Return all the lines below, exactly as they read.
*** Opening Data to examine ***
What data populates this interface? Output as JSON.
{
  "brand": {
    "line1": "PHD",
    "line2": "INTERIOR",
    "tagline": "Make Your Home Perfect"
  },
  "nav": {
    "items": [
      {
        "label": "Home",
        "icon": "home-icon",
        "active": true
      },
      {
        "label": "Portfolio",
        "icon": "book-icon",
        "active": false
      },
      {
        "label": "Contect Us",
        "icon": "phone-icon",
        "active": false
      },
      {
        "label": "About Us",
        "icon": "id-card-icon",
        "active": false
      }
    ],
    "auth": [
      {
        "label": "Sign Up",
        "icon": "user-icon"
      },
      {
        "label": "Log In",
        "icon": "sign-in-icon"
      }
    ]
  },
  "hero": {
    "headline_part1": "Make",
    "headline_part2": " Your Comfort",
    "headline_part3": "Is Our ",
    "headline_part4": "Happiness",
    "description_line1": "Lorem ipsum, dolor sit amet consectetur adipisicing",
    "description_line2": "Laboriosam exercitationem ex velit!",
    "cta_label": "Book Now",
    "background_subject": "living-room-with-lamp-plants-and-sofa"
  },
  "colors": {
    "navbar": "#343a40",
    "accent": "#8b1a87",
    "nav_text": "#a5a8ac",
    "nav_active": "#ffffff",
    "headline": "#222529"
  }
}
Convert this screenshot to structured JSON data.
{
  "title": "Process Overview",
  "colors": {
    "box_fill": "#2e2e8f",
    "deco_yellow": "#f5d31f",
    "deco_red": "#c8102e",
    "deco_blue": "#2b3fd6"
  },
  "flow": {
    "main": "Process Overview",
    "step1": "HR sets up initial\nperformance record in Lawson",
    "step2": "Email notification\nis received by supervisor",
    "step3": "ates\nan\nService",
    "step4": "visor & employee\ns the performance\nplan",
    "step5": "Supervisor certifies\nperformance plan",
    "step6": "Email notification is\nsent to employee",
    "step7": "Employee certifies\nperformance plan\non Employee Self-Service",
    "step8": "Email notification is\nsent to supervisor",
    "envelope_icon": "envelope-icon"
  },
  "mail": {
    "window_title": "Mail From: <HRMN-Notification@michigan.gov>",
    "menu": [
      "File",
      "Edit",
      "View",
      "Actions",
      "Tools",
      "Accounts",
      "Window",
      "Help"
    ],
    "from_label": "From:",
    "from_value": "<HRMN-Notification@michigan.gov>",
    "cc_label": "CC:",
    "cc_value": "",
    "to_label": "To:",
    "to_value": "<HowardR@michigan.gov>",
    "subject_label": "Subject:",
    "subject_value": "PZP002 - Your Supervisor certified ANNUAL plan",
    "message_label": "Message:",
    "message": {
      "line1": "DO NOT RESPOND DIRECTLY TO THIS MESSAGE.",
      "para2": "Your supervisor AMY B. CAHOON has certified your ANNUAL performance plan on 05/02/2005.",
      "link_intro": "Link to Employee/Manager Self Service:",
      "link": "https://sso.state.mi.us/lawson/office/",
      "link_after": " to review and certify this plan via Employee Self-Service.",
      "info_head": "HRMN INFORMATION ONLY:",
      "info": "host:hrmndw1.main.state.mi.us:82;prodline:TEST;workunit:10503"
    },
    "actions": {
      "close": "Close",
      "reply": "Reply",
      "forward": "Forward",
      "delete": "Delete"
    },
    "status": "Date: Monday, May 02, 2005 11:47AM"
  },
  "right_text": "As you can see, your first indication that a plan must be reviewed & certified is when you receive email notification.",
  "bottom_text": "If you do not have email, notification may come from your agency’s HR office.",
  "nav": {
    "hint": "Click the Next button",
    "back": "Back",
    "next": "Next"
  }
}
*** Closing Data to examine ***
Output for this exercise
What data populates this interface? Output as JSON.
{
  "brand": {
    "line1": "PHD",
    "line2": "INTERIOR",
    "tagline": "Make Your Home Perfect"
  },
  "nav": {
    "items": [
      {
        "label": "Home",
        "icon": "home-icon",
        "active": true
      },
      {
        "label": "Portfolio",
        "icon": "book-icon",
        "active": false
      },
      {
        "label": "Contect Us",
        "icon": "phone-icon",
        "active": false
      },
      {
        "label": "About Us",
        "icon": "id-card-icon",
        "active": false
      }
    ],
    "auth": [
      {
        "label": "Sign Up",
        "icon": "user-icon"
      },
      {
        "label": "Log In",
        "icon": "sign-in-icon"
      }
    ]
  },
  "hero": {
    "headline_part1": "Make",
    "headline_part2": " Your Comfort",
    "headline_part3": "Is Our ",
    "headline_part4": "Happiness",
    "description_line1": "Lorem ipsum, dolor sit amet consectetur adipisicing",
    "description_line2": "Laboriosam exercitationem ex velit!",
    "cta_label": "Book Now",
    "background_subject": "living-room-with-lamp-plants-and-sofa"
  },
  "colors": {
    "navbar": "#343a40",
    "accent": "#8b1a87",
    "nav_text": "#a5a8ac",
    "nav_active": "#ffffff",
    "headline": "#222529"
  }
}
Convert this screenshot to structured JSON data.
{
  "title": "Process Overview",
  "colors": {
    "box_fill": "#2e2e8f",
    "deco_yellow": "#f5d31f",
    "deco_red": "#c8102e",
    "deco_blue": "#2b3fd6"
  },
  "flow": {
    "main": "Process Overview",
    "step1": "HR sets up initial\nperformance record in Lawson",
    "step2": "Email notification\nis received by supervisor",
    "step3": "ates\nan\nService",
    "step4": "visor & employee\ns the performance\nplan",
    "step5": "Supervisor certifies\nperformance plan",
    "step6": "Email notification is\nsent to employee",
    "step7": "Employee certifies\nperformance plan\non Employee Self-Service",
    "step8": "Email notification is\nsent to supervisor",
    "envelope_icon": "envelope-icon"
  },
  "mail": {
    "window_title": "Mail From: <HRMN-Notification@michigan.gov>",
    "menu": [
      "File",
      "Edit",
      "View",
      "Actions",
      "Tools",
      "Accounts",
      "Window",
      "Help"
    ],
    "from_label": "From:",
    "from_value": "<HRMN-Notification@michigan.gov>",
    "cc_label": "CC:",
    "cc_value": "",
    "to_label": "To:",
    "to_value": "<HowardR@michigan.gov>",
    "subject_label": "Subject:",
    "subject_value": "PZP002 - Your Supervisor certified ANNUAL plan",
    "message_label": "Message:",
    "message": {
      "line1": "DO NOT RESPOND DIRECTLY TO THIS MESSAGE.",
      "para2": "Your supervisor AMY B. CAHOON has certified your ANNUAL performance plan on 05/02/2005.",
      "link_intro": "Link to Employee/Manager Self Service:",
      "link": "https://sso.state.mi.us/lawson/office/",
      "link_after": " to review and certify this plan via Employee Self-Service.",
      "info_head": "HRMN INFORMATION ONLY:",
      "info": "host:hrmndw1.main.state.mi.us:82;prodline:TEST;workunit:10503"
    },
    "actions": {
      "close": "Close",
      "reply": "Reply",
      "forward": "Forward",
      "delete": "Delete"
    },
    "status": "Date: Monday, May 02, 2005 11:47AM"
  },
  "right_text": "As you can see, your first indication that a plan must be reviewed & certified is when you receive email notification.",
  "bottom_text": "If you do not have email, notification may come from your agency’s HR office.",
  "nav": {
    "hint": "Click the Next button",
    "back": "Back",
    "next": "Next"
  }
}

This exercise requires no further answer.